Are your dental practices transactional or relationship-based?
Being a healthcare provider these days means having to see a lot of patients. There are a lot of factors that make it difficult for dental practices to give their patients the time they would like to. But there are some great ways to make those appointments valuable. Both for the practice and the patients.
When group practices engage me they inevitably want my help with “the struggling practices.” Most of the time these are practices that have high attrition rates, low treatment planning rates, or they aren’t where they want to be with new patients or revenue.
For group practices, it’s difficult when the owners aren’t present. They aren’t able to see the communication cadence of the practice.

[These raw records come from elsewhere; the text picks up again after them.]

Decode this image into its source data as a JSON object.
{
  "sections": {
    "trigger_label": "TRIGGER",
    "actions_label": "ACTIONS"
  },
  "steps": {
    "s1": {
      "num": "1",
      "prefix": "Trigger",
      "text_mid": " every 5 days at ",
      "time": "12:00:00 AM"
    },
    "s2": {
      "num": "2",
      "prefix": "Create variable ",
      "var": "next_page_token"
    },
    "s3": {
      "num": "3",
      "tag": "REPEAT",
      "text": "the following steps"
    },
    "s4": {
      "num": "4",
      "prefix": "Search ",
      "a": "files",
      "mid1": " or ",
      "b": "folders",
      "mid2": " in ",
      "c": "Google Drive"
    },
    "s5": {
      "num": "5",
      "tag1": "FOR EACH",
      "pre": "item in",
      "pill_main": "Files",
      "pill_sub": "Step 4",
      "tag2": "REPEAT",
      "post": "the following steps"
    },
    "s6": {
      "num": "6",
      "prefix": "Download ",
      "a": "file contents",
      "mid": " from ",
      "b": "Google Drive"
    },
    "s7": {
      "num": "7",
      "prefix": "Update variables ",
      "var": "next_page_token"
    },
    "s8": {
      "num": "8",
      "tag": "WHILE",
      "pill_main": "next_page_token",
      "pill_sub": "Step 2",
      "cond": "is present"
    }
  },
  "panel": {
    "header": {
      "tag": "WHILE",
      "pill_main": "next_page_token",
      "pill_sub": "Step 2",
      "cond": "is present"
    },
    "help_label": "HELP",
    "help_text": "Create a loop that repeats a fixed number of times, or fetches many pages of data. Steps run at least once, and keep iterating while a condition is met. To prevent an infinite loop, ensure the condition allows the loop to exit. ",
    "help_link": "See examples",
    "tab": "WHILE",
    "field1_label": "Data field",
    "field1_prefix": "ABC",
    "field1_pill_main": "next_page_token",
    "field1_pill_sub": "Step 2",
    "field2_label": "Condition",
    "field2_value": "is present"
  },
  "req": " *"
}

How are they presenting themselves on the phone? How are they greeting patients when they come in? What is their level of enthusiasm each day? How do the dentists relate to the staff? Is everyone focused on patient care? Do patients leave satisfied? Do they give reviews? Do they accept the treatment plans? This is a lot to think about.
The main issue isn’t that the staff doesn’t know what to do it’s that they are only concerned about what THEY have to do. When there isn’t clear leadership that usually means there isn’t a motivated staff which leads to patients being treated like a transaction and not part of your “dental family.”
The Transactional Dentist
These practices are failing to develop relationships with their patients. This can be even more pronounced when you are spending money on advertising only to have people come in for the special and never return.
As a transactional dentist, a patient comes in and explains their condition, you treat it and move on. For some, that may be what is necessary (person has a cavity and you fill it) but in most cases, the patient needs more.
Every person needs three things:
- To feel heard.
- To feel valued.
- To connect.
Your patients won’t come out and say it but if the staff understands these needs then they will gain the patient’s trust. This can turn that $99 new patient special into a long-term fee for service patient. The type of patient that accepts the treatment plan, writes a great review and most importantly, refers people to you.
The Relationship Dentist
Relationship dentists are no different than consultants. If the point of a consultant is to better the client’s condition as quickly as possible then that would certainly be the case with a dentist. The goal for them should be to give a patient what they need VS what they want.
Here’s an example:
Let’s say Amanda has incredible tooth pain and hasn’t been to the dentist in a while. She feels the tooth has decayed and needs to be pulled. She goes online and sees an ad for Dentist A. She calls their office to set an appointment.
Dentist A- Transacts
They want new patients so they’re willing to take Amanda in that day. They explain the process of pulling the tooth, the recovery, and the cost. Amanda wants to be out of pain, so she accepts, gets the tooth pulled and goes home.
In that scenario, everyone got what they wanted. Amanda wanted out of pain and Dentist A got a new patient.
Dentist B- Builds a Relationship
Now let’s look at this through Dentist B’s lens. Amanda calls their office. The person asks questions to better understand Amanda’s condition and asks her to come in right away so they can make her comfortable.
On arrival, she is greeted and taken immediately to the back where someone talks with her until the dentist can come in to do the exam.
They ask Amanda several questions to understand her condition and recommend they save the tooth so she doesn’t have to worry about an expensive implant. They guide her through a comprehensive treatment plan that gives her a clear path to oral health success.
They sign her up for a dental savings plan so she can save money on that day’s procedure and give her clarity on when she needs to return and next steps.
Amanda is now a patient of Dentist B. She got out of pain which is what she wanted but she also has a dentist she can trust which is what she needed. Instead of a new patient, Dentist B got a patient that will return which is what he needed to help build his patient base.
The Path Forward
If you want your practices to grow organically then it’s important they are focused on being a relationship practice rather than a transactional one. Remember that everyone wants to be heard, be valued, and connect.
Use the following best practices:
- Have clear leaders in each practice.
- Establish clear roles and responsibilities for each team member on how to treat every patient.
- Create a standardized agreement on the patient communication process.
- Set-up each practice for success by standardizing their day. This could be morning huddles focused on the patients coming in not the systems and processes of the office.
- Generate net provider scorecards for each office so you can track the satisfaction of the patients coming in (review systems can’t track this accurately).
- Plan activities for the staff to engage with each other as much as possible outside of work.
- Host events to show appreciation for your patients.
In conclusion, relationship-based practices have great leadership and great team cohesiveness. They focus on serving the patient. This is how you build a brand based on relationships and practices based on referrals.